The Competition and Markets Authority (CMA) has launched an investigation to establish whether customers of gambling firms are being treated fairly, amid reports some companies might be breaking the law by making it difficult for punters to collect their winnings.
According to the latest official figures, some 5.5 million of people in Britain now regularly use gambling websites, a 146% growth since 2009, but the regulator said it has received a host of complaints by disgruntled customers over the treatment received by gambling companies.
One of the chief concerns for the CMA is that punters find it difficult to withdraw their deposit when they want to stop playing and that it is difficult for them to challenge any decision made by betting websites.
Some gambling firms have also been criticised for altering odds without notifying their customers, while the bonuses or free bets on offer to new customers remain an area of debate.
"Gambling inevitably involves taking a risk, but it shouldn't be a con," said Nisha Arora, the CMA's senior director for consumer enforcement.
"We've heard worrying complaints suggesting people may be lured into signing up for promotions with little chance of winning because of unfair and complex conditions."
The Gambling Commission will work alongside the CMA in the investigation and its chief executive, Sarah Harrison, said it was crucial for customers to be allowed to play safe in the knowledge they could access their winnings.

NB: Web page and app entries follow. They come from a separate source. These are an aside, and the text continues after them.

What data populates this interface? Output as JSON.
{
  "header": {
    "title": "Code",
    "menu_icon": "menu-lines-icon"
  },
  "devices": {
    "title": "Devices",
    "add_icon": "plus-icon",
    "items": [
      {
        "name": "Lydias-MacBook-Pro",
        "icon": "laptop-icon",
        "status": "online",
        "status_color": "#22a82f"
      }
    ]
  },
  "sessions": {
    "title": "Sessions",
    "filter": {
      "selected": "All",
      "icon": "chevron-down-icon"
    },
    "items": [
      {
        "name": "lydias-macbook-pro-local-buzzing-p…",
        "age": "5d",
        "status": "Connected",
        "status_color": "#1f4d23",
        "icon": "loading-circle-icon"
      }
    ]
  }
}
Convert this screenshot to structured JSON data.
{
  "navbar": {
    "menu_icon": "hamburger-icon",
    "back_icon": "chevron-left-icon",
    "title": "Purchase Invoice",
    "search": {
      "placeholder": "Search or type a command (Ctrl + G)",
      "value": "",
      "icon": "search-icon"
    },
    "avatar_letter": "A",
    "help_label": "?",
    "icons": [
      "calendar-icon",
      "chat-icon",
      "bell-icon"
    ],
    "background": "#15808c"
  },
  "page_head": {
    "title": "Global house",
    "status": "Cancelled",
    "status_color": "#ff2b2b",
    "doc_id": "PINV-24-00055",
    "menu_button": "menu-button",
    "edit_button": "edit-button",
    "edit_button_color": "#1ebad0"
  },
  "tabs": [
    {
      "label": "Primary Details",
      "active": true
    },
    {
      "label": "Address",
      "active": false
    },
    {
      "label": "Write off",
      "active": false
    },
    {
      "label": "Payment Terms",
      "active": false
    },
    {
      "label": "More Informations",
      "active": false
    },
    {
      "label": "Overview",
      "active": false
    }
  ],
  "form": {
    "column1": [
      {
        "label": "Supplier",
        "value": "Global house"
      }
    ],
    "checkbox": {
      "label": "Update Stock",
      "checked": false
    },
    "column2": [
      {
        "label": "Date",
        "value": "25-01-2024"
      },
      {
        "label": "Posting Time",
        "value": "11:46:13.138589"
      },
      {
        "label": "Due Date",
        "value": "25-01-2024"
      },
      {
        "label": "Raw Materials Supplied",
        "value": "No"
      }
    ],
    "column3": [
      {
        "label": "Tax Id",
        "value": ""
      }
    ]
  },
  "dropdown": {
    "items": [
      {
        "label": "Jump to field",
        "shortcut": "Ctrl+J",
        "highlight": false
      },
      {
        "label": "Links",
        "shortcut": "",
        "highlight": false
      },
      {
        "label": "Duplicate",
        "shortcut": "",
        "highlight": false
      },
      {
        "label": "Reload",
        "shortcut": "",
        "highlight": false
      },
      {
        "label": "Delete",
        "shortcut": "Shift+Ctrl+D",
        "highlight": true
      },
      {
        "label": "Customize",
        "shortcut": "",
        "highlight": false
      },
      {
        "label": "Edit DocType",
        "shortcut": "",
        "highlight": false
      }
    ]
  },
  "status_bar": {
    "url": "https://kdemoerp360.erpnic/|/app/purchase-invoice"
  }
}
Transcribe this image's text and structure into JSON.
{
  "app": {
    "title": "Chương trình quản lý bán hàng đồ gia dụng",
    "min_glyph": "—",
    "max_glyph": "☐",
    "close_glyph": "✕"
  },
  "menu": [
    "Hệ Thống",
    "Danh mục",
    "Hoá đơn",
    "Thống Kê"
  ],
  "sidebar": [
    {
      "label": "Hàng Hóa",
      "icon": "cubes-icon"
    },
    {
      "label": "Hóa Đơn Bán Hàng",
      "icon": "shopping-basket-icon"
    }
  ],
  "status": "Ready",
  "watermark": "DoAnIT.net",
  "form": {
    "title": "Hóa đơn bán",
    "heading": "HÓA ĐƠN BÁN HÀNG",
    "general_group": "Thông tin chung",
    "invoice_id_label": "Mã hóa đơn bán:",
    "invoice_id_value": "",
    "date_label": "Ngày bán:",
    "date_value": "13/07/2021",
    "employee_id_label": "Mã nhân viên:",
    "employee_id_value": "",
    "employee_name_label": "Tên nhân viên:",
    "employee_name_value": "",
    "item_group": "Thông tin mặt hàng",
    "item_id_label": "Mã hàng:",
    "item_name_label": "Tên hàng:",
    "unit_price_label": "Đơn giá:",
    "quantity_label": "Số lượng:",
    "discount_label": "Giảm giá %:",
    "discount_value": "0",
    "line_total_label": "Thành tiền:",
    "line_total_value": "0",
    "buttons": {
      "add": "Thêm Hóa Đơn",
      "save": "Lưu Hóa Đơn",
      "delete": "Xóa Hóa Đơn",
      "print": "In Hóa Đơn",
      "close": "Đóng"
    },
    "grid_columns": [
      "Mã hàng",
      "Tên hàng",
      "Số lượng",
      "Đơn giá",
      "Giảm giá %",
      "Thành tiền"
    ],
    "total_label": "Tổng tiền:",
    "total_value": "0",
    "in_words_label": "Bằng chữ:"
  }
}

"Gambling, by its very nature, is always going to involve risk, but customers must have faith that if they win, they will not end up feeling that the deck is stacked against them because of an obscure condition that they did not properly understand," she explained.